When a matter is taken to court, parties can, in some instances, make an offer to reach an agreement before the dispute proceeds to trial in a bid to save both money and time.
When an agreement is reached between the parties, it is of vital importance that the court is notified of the agreement by way of a ‘Consent Order’. A Consent Order is a legally binding document which details what has been agreed by the two parties and gives indication to any time limits in place.
Once a Consent Order has been drafted by the parties’ respective solicitors and the parties have agreed with its terms, it will then be filed with the court for approval. It is important to note that the court is not obliged to seal the order on the mere basis that both parties agree on some terms. The judge will first take into consideration the details of the order and the circumstances of both parties. The court will only seal the order if it is satisfied that the agreement is fair.

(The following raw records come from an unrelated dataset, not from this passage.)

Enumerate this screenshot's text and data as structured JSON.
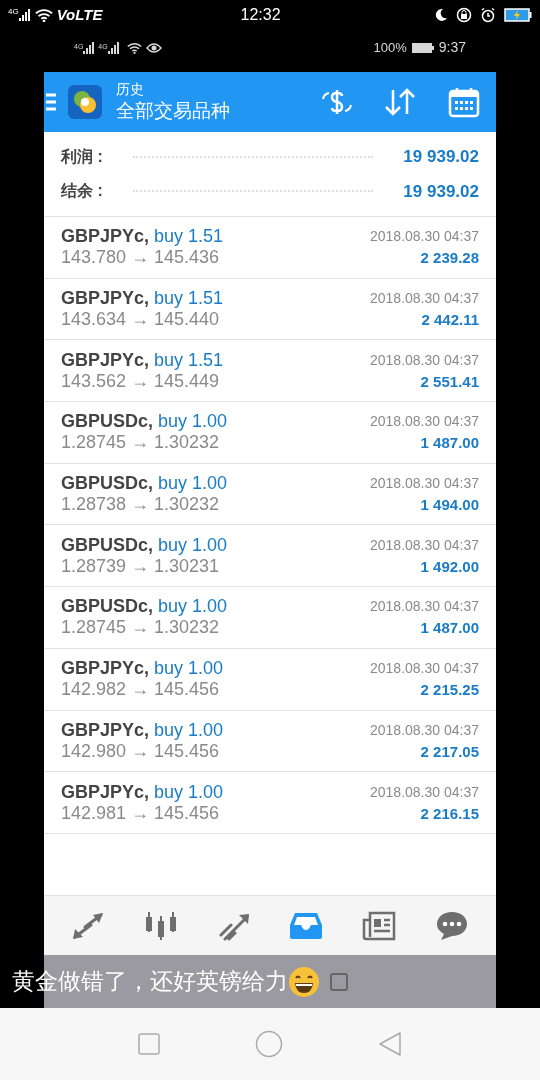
{
  "status_bar": {
    "network": "4G",
    "volte": "VoLTE",
    "time": "12:32"
  },
  "inner_status_bar": {
    "networks": [
      "4G",
      "4G"
    ],
    "battery": "100%",
    "time": "9:37"
  },
  "header": {
    "subtitle": "历史",
    "title": "全部交易品种"
  },
  "summary": [
    {
      "label": "利润 :",
      "value": "19 939.02"
    },
    {
      "label": "结余 :",
      "value": "19 939.02"
    }
  ],
  "trades": [
    {
      "symbol": "GBPJPYc,",
      "trade": "buy 1.51",
      "prices": "143.780 → 145.436",
      "time": "2018.08.30 04:37",
      "profit": "2 239.28"
    },
    {
      "symbol": "GBPJPYc,",
      "trade": "buy 1.51",
      "prices": "143.634 → 145.440",
      "time": "2018.08.30 04:37",
      "profit": "2 442.11"
    },
    {
      "symbol": "GBPJPYc,",
      "trade": "buy 1.51",
      "prices": "143.562 → 145.449",
      "time": "2018.08.30 04:37",
      "profit": "2 551.41"
    },
    {
      "symbol": "GBPUSDc,",
      "trade": "buy 1.00",
      "prices": "1.28745 → 1.30232",
      "time": "2018.08.30 04:37",
      "profit": "1 487.00"
    },
    {
      "symbol": "GBPUSDc,",
      "trade": "buy 1.00",
      "prices": "1.28738 → 1.30232",
      "time": "2018.08.30 04:37",
      "profit": "1 494.00"
    },
    {
      "symbol": "GBPUSDc,",
      "trade": "buy 1.00",
      "prices": "1.28739 → 1.30231",
      "time": "2018.08.30 04:37",
      "profit": "1 492.00"
    },
    {
      "symbol": "GBPUSDc,",
      "trade": "buy 1.00",
      "prices": "1.28745 → 1.30232",
      "time": "2018.08.30 04:37",
      "profit": "1 487.00"
    },
    {
      "symbol": "GBPJPYc,",
      "trade": "buy 1.00",
      "prices": "142.982 → 145.456",
      "time": "2018.08.30 04:37",
      "profit": "2 215.25"
    },
    {
      "symbol": "GBPJPYc,",
      "trade": "buy 1.00",
      "prices": "142.980 → 145.456",
      "time": "2018.08.30 04:37",
      "profit": "2 217.05"
    },
    {
      "symbol": "GBPJPYc,",
      "trade": "buy 1.00",
      "prices": "142.981 → 145.456",
      "time": "2018.08.30 04:37",
      "profit": "2 216.15"
    }
  ],
  "bottom_nav": [
    {
      "kind": "quotes",
      "selected": false
    },
    {
      "kind": "chart",
      "selected": false
    },
    {
      "kind": "trade",
      "selected": false
    },
    {
      "kind": "history",
      "selected": true
    },
    {
      "kind": "news",
      "selected": false
    },
    {
      "kind": "chat",
      "selected": false
    }
  ],
  "caption": {
    "text": "黄金做错了，还好英镑给力"
  }
}
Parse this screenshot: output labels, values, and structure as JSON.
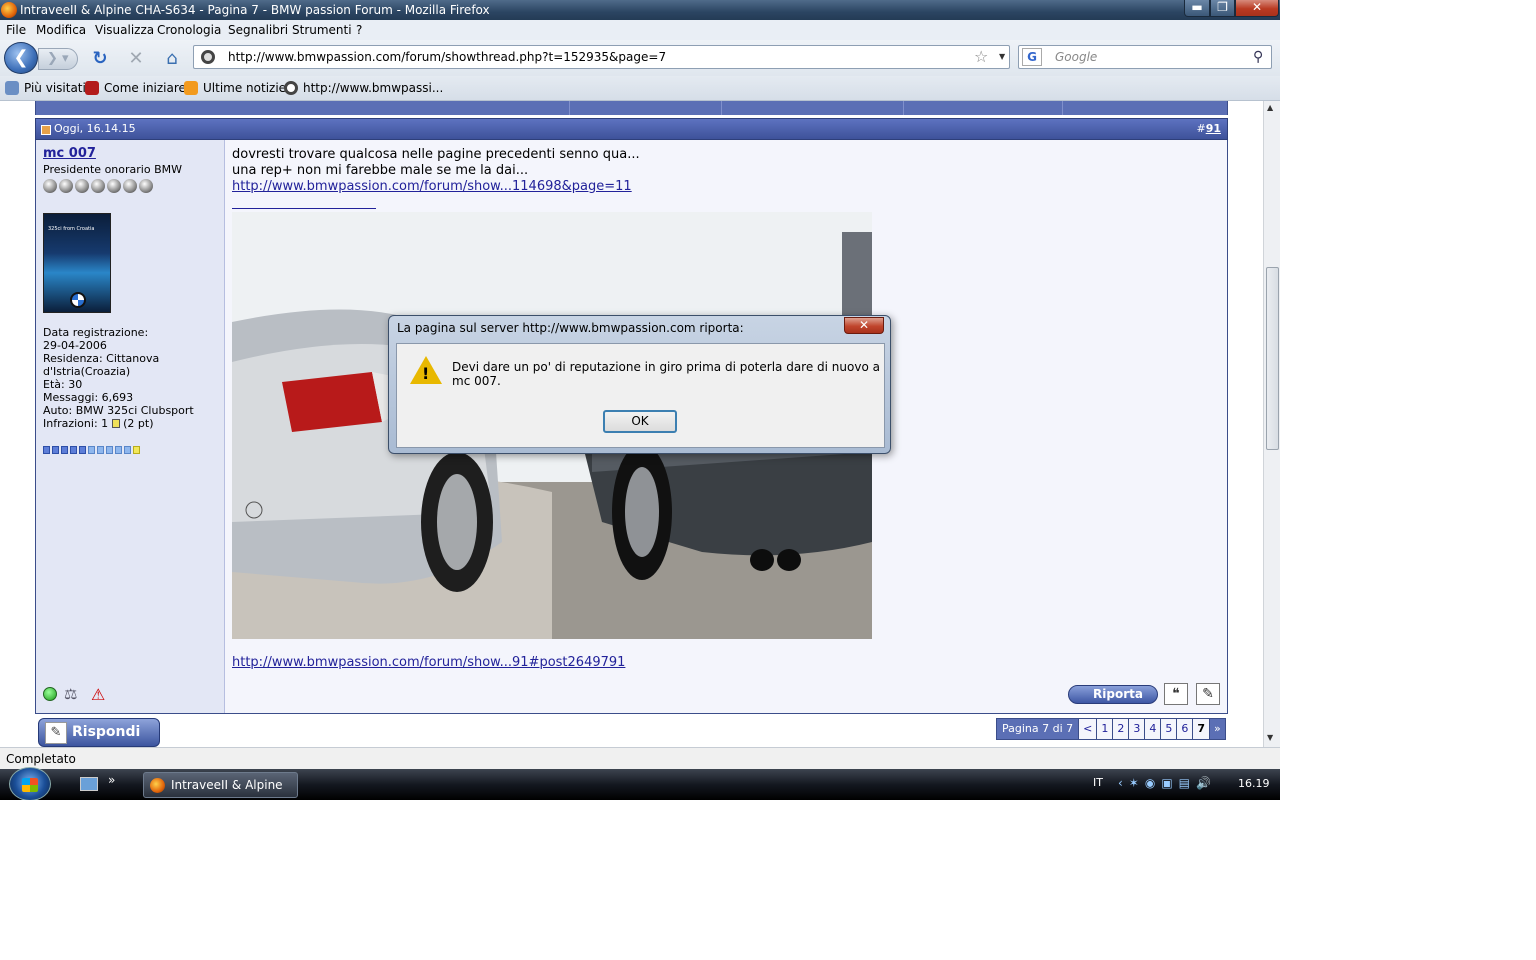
{
  "window": {
    "title": "IntraveeII & Alpine CHA-S634 - Pagina 7 - BMW passion Forum - Mozilla Firefox",
    "min": "▬",
    "max": "❐",
    "close": "✕"
  },
  "menu": [
    "File",
    "Modifica",
    "Visualizza",
    "Cronologia",
    "Segnalibri",
    "Strumenti",
    "?"
  ],
  "nav": {
    "url": "http://www.bmwpassion.com/forum/showthread.php?t=152935&page=7",
    "search_placeholder": "Google",
    "back_icon": "back-arrow-icon",
    "reload_icon": "reload-icon",
    "stop_icon": "stop-icon",
    "home_icon": "home-icon"
  },
  "bookmarks": [
    "Più visitati",
    "Come iniziare",
    "Ultime notizie",
    "http://www.bmwpassi..."
  ],
  "post": {
    "date": "Oggi, 16.14.15",
    "number_prefix": "#",
    "number": "91",
    "user": {
      "name": "mc 007",
      "title": "Presidente onorario BMW",
      "avatar_caption": "325ci from Croatia",
      "info": [
        "Data registrazione:",
        "29-04-2006",
        "Residenza: Cittanova",
        "d'Istria(Croazia)",
        "Età: 30",
        "Messaggi: 6,693",
        "Auto: BMW 325ci Clubsport"
      ],
      "infractions_label": "Infrazioni: 1",
      "infractions_points": "(2 pt)"
    },
    "lines": [
      "dovresti trovare qualcosa nelle pagine precedenti senno qua...",
      "una rep+ non mi farebbe male se me la dai..."
    ],
    "link1": "http://www.bmwpassion.com/forum/show...114698&page=11",
    "link2": "http://www.bmwpassion.com/forum/show...91#post2649791",
    "report_label": "Riporta"
  },
  "reply_label": "Rispondi",
  "pagenav": {
    "label": "Pagina 7 di 7",
    "prev": "<",
    "pages": [
      "1",
      "2",
      "3",
      "4",
      "5",
      "6"
    ],
    "current": "7",
    "last": "»"
  },
  "dialog": {
    "title": "La pagina sul server http://www.bmwpassion.com riporta:",
    "message": "Devi dare un po' di reputazione in giro prima di poterla dare di nuovo a mc 007.",
    "ok": "OK",
    "close": "✕"
  },
  "status": "Completato",
  "taskbar": {
    "task": "IntraveeII & Alpine ...",
    "lang": "IT",
    "clock": "16.19",
    "more": "»"
  }
}
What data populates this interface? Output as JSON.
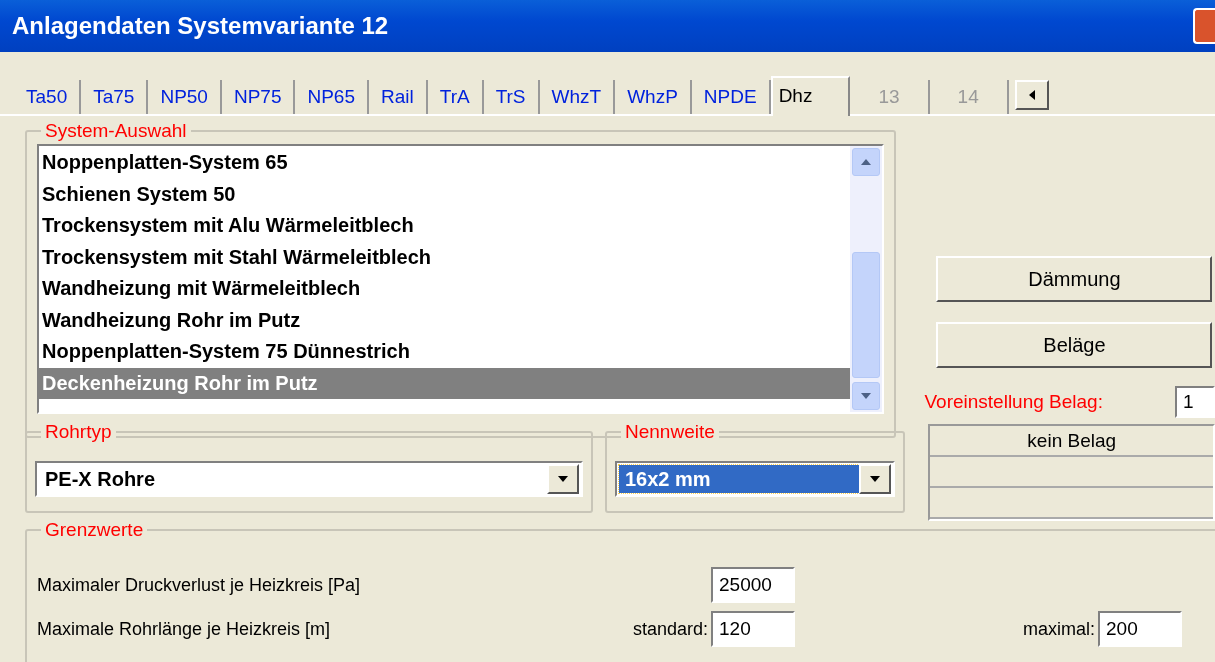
{
  "window": {
    "title": "Anlagendaten Systemvariante 12"
  },
  "tabs": [
    {
      "label": "Ta50",
      "selected": false,
      "disabled": false
    },
    {
      "label": "Ta75",
      "selected": false,
      "disabled": false
    },
    {
      "label": "NP50",
      "selected": false,
      "disabled": false
    },
    {
      "label": "NP75",
      "selected": false,
      "disabled": false
    },
    {
      "label": "NP65",
      "selected": false,
      "disabled": false
    },
    {
      "label": "Rail",
      "selected": false,
      "disabled": false
    },
    {
      "label": "TrA",
      "selected": false,
      "disabled": false
    },
    {
      "label": "TrS",
      "selected": false,
      "disabled": false
    },
    {
      "label": "WhzT",
      "selected": false,
      "disabled": false
    },
    {
      "label": "WhzP",
      "selected": false,
      "disabled": false
    },
    {
      "label": "NPDE",
      "selected": false,
      "disabled": false
    },
    {
      "label": "Dhz",
      "selected": true,
      "disabled": false
    },
    {
      "label": "13",
      "selected": false,
      "disabled": true
    },
    {
      "label": "14",
      "selected": false,
      "disabled": true
    }
  ],
  "system_selection": {
    "legend": "System-Auswahl",
    "items": [
      {
        "label": "Noppenplatten-System 65",
        "selected": false
      },
      {
        "label": "Schienen System 50",
        "selected": false
      },
      {
        "label": "Trockensystem mit Alu Wärmeleitblech",
        "selected": false
      },
      {
        "label": "Trockensystem mit Stahl Wärmeleitblech",
        "selected": false
      },
      {
        "label": "Wandheizung mit Wärmeleitblech",
        "selected": false
      },
      {
        "label": "Wandheizung Rohr im Putz",
        "selected": false
      },
      {
        "label": "Noppenplatten-System 75 Dünnestrich",
        "selected": false
      },
      {
        "label": "Deckenheizung Rohr im Putz",
        "selected": true
      }
    ]
  },
  "buttons": [
    "Dämmung",
    "Beläge"
  ],
  "default_covering": {
    "label": "Voreinstellung Belag:",
    "value": "1"
  },
  "covering_list": {
    "rows": [
      "kein Belag"
    ]
  },
  "pipe_type": {
    "legend": "Rohrtyp",
    "value": "PE-X Rohre",
    "focused": false
  },
  "nominal_size": {
    "legend": "Nennweite",
    "value": "16x2 mm",
    "focused": true
  },
  "limits": {
    "legend": "Grenzwerte",
    "rows": [
      {
        "label": "Maximaler Druckverlust je Heizkreis [Pa]",
        "fields": [
          {
            "value": "25000"
          }
        ]
      },
      {
        "label": "Maximale Rohrlänge je Heizkreis [m]",
        "fields": [
          {
            "label": "standard:",
            "value": "120"
          },
          {
            "label": "maximal:",
            "value": "200"
          }
        ]
      }
    ]
  }
}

Once approved, the order (which is valid indefinitely), becomes a legally binding document, enabling the ‘winning’ party to return to court and enforce the judgment given if the other party does not comply with the order.
If you have any questions relating to this article or would like any assistance, contact the experts at Lawdit Solicitors today.